Problem details>
Here you must reproduce each line of the data exactly.

Provided entries>

◇ ◇ ◇ ◇ ◇ ◇ ◇

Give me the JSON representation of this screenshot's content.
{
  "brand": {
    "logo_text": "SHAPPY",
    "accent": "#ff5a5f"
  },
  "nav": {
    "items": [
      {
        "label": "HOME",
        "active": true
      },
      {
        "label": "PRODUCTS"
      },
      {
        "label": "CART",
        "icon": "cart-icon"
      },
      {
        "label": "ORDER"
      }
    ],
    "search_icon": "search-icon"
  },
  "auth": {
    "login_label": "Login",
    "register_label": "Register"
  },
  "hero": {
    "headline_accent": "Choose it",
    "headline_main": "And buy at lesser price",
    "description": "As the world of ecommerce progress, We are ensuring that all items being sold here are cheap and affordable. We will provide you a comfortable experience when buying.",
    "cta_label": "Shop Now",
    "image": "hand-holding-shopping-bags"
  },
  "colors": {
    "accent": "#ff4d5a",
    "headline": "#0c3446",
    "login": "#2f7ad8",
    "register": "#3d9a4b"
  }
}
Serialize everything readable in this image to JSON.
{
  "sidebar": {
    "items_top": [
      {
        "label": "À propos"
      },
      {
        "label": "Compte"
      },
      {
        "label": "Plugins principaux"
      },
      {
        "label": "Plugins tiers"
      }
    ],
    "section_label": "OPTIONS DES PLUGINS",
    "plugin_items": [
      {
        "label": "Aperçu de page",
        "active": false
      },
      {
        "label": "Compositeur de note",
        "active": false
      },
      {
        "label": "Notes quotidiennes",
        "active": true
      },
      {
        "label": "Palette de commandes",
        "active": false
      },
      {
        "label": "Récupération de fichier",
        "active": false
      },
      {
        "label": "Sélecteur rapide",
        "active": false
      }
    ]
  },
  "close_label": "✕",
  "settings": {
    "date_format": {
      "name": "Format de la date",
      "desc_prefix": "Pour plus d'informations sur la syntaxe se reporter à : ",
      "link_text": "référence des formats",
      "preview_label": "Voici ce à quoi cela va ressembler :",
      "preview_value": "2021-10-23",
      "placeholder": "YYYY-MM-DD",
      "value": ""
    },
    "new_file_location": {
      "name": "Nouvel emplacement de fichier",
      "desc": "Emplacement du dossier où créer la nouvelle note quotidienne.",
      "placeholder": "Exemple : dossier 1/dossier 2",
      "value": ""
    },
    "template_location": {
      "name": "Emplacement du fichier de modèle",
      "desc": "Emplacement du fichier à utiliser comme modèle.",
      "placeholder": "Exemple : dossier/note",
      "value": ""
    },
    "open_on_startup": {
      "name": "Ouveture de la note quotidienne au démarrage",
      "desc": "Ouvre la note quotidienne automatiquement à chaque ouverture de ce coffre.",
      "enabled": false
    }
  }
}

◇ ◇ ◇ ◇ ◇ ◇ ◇

Exercise output>
Give me the JSON representation of this screenshot's content.
{
  "brand": {
    "logo_text": "SHAPPY",
    "accent": "#ff5a5f"
  },
  "nav": {
    "items": [
      {
        "label": "HOME",
        "active": true
      },
      {
        "label": "PRODUCTS"
      },
      {
        "label": "CART",
        "icon": "cart-icon"
      },
      {
        "label": "ORDER"
      }
    ],
    "search_icon": "search-icon"
  },
  "auth": {
    "login_label": "Login",
    "register_label": "Register"
  },
  "hero": {
    "headline_accent": "Choose it",
    "headline_main": "And buy at lesser price",
    "description": "As the world of ecommerce progress, We are ensuring that all items being sold here are cheap and affordable. We will provide you a comfortable experience when buying.",
    "cta_label": "Shop Now",
    "image": "hand-holding-shopping-bags"
  },
  "colors": {
    "accent": "#ff4d5a",
    "headline": "#0c3446",
    "login": "#2f7ad8",
    "register": "#3d9a4b"
  }
}
Serialize everything readable in this image to JSON.
{
  "sidebar": {
    "items_top": [
      {
        "label": "À propos"
      },
      {
        "label": "Compte"
      },
      {
        "label": "Plugins principaux"
      },
      {
        "label": "Plugins tiers"
      }
    ],
    "section_label": "OPTIONS DES PLUGINS",
    "plugin_items": [
      {
        "label": "Aperçu de page",
        "active": false
      },
      {
        "label": "Compositeur de note",
        "active": false
      },
      {
        "label": "Notes quotidiennes",
        "active": true
      },
      {
        "label": "Palette de commandes",
        "active": false
      },
      {
        "label": "Récupération de fichier",
        "active": false
      },
      {
        "label": "Sélecteur rapide",
        "active": false
      }
    ]
  },
  "close_label": "✕",
  "settings": {
    "date_format": {
      "name": "Format de la date",
      "desc_prefix": "Pour plus d'informations sur la syntaxe se reporter à : ",
      "link_text": "référence des formats",
      "preview_label": "Voici ce à quoi cela va ressembler :",
      "preview_value": "2021-10-23",
      "placeholder": "YYYY-MM-DD",
      "value": ""
    },
    "new_file_location": {
      "name": "Nouvel emplacement de fichier",
      "desc": "Emplacement du dossier où créer la nouvelle note quotidienne.",
      "placeholder": "Exemple : dossier 1/dossier 2",
      "value": ""
    },
    "template_location": {
      "name": "Emplacement du fichier de modèle",
      "desc": "Emplacement du fichier à utiliser comme modèle.",
      "placeholder": "Exemple : dossier/note",
      "value": ""
    },
    "open_on_startup": {
      "name": "Ouveture de la note quotidienne au démarrage",
      "desc": "Ouvre la note quotidienne automatiquement à chaque ouverture de ce coffre.",
      "enabled": false
    }
  }
}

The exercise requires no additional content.